── Working data

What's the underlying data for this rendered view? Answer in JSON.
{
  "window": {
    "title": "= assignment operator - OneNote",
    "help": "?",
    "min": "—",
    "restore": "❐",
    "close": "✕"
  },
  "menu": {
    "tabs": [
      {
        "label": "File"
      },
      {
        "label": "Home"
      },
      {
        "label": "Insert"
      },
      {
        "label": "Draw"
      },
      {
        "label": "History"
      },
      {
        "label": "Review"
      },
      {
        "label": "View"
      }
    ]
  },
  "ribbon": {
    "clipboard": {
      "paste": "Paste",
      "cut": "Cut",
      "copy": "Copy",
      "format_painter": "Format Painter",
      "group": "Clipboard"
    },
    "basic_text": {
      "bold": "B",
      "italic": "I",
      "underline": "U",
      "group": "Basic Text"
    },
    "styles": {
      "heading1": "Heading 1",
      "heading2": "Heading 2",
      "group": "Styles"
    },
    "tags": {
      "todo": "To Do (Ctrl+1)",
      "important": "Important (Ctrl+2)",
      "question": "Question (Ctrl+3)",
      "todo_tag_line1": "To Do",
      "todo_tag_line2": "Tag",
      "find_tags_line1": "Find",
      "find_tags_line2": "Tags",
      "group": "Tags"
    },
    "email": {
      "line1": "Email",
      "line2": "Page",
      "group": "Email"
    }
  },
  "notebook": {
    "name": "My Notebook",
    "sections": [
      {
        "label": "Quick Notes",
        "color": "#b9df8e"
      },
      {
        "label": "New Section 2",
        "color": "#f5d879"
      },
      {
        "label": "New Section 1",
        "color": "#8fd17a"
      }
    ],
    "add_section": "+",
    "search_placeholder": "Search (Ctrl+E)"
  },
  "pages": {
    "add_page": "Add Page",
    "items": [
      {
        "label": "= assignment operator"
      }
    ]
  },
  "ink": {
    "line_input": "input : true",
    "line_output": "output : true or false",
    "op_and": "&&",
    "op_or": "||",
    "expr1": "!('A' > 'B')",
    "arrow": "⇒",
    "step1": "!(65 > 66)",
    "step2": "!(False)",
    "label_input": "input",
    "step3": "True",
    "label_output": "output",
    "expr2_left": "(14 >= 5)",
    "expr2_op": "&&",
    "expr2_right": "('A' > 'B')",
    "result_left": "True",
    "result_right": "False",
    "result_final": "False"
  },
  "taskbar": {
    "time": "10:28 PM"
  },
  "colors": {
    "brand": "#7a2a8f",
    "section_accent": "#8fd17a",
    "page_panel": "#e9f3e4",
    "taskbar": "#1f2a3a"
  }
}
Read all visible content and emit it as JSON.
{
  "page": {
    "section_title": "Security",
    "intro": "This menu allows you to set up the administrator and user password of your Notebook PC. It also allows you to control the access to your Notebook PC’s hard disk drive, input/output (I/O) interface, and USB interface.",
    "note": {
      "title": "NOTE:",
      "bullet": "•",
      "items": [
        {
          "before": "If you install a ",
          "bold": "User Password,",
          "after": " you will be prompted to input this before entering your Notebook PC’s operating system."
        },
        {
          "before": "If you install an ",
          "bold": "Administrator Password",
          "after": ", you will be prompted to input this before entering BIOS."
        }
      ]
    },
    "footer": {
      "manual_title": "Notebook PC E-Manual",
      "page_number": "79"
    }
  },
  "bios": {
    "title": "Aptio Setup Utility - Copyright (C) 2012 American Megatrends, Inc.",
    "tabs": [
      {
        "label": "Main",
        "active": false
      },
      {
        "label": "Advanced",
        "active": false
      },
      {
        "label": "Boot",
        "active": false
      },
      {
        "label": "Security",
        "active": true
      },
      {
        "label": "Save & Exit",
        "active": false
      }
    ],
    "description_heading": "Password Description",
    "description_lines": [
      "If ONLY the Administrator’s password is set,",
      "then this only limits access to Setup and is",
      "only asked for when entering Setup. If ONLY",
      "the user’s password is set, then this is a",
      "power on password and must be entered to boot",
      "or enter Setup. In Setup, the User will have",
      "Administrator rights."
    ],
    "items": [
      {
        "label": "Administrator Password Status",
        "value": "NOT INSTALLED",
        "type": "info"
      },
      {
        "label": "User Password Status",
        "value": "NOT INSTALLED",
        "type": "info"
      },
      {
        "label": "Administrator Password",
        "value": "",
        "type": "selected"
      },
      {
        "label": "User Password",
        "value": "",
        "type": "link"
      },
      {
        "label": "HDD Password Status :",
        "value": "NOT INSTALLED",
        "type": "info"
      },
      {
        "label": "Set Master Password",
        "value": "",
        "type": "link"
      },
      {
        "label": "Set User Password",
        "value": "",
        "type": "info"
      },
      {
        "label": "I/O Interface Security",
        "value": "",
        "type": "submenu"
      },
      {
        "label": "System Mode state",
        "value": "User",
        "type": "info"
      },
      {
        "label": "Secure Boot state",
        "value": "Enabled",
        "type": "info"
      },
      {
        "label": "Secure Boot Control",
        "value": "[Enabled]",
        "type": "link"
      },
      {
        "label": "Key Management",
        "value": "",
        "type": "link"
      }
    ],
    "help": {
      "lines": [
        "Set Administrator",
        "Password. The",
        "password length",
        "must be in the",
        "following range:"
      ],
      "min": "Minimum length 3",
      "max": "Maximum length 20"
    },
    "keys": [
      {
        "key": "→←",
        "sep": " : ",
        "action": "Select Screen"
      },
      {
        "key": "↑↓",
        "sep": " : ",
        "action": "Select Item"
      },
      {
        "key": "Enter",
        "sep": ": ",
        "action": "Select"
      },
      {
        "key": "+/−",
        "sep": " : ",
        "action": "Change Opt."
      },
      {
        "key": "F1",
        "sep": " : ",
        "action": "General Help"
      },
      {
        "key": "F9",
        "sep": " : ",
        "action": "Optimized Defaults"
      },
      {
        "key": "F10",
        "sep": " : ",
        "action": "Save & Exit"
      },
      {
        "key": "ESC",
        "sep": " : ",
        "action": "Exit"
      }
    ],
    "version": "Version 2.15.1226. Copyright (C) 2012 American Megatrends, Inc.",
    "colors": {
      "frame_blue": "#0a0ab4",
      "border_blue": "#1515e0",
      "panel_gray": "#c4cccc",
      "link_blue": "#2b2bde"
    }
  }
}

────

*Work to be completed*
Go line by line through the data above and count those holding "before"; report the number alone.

*Solution below*
4